TASK DETAILS: Your reply should be one number: how many lines of the records below contain the string "this".

Data about app and page elements:
──────────

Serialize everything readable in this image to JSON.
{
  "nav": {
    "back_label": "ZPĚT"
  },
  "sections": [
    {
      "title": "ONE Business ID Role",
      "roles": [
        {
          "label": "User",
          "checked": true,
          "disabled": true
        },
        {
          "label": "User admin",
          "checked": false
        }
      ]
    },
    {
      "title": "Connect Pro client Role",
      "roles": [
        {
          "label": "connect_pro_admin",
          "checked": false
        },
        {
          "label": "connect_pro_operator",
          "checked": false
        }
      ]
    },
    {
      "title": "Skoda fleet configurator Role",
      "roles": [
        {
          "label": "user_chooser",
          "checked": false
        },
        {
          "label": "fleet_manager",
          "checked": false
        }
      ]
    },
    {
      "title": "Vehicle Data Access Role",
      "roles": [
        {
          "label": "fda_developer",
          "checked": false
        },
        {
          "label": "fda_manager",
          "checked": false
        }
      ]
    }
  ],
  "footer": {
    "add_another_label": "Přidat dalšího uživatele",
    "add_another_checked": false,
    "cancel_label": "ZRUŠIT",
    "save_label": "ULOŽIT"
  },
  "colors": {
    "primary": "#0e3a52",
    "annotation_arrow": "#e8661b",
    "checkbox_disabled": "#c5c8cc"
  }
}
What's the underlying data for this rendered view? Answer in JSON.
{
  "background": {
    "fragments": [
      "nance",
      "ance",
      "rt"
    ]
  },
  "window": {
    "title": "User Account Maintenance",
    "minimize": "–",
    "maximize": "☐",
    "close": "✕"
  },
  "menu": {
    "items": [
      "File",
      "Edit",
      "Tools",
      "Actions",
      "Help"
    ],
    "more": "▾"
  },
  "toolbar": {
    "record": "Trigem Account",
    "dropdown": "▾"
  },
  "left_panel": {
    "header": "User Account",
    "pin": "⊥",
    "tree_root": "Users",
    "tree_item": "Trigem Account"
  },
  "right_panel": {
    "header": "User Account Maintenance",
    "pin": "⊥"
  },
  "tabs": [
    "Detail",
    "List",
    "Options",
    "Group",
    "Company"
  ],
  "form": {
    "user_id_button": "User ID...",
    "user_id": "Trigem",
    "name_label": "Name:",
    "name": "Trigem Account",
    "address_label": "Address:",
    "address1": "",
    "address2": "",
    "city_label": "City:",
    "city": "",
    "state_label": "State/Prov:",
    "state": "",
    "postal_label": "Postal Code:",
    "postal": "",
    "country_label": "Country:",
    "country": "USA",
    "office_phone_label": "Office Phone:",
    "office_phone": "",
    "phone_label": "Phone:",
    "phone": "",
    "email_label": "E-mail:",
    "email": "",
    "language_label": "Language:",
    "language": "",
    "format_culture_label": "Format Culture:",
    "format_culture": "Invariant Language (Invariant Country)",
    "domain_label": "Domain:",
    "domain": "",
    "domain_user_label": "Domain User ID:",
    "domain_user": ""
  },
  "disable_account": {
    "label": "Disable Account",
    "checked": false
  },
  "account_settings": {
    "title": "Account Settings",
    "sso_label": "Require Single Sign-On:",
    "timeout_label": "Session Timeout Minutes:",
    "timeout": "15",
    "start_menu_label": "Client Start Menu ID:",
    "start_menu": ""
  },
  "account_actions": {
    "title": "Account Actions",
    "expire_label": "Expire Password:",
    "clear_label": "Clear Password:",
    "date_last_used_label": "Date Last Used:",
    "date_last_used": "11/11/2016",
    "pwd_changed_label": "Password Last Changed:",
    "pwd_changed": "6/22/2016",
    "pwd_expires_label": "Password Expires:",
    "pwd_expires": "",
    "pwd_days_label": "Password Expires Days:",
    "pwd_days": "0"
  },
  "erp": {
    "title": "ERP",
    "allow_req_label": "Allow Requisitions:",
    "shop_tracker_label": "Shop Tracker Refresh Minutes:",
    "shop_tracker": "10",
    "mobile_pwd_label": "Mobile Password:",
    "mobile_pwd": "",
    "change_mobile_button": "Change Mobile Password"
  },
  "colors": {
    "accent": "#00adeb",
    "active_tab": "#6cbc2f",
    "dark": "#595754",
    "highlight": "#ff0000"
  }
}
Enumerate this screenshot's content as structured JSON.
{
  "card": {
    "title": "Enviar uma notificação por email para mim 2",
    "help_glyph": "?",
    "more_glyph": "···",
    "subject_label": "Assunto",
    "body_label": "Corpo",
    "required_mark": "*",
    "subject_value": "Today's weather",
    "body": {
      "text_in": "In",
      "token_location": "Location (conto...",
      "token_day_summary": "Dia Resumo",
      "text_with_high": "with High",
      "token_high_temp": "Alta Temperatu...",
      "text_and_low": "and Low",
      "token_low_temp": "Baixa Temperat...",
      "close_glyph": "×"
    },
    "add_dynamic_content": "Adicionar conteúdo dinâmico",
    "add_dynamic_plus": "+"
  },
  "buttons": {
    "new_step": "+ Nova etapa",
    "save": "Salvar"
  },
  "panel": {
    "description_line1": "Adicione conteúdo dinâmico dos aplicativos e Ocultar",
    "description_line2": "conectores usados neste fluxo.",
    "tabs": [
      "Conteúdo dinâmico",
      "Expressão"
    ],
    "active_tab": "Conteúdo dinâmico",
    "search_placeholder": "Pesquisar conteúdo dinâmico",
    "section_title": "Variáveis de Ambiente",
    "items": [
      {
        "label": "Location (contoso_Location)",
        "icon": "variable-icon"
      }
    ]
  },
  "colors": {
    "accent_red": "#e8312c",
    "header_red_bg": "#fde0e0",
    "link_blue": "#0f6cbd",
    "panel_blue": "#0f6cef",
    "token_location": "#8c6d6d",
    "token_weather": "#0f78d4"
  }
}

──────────

ANSWER SPACE: 3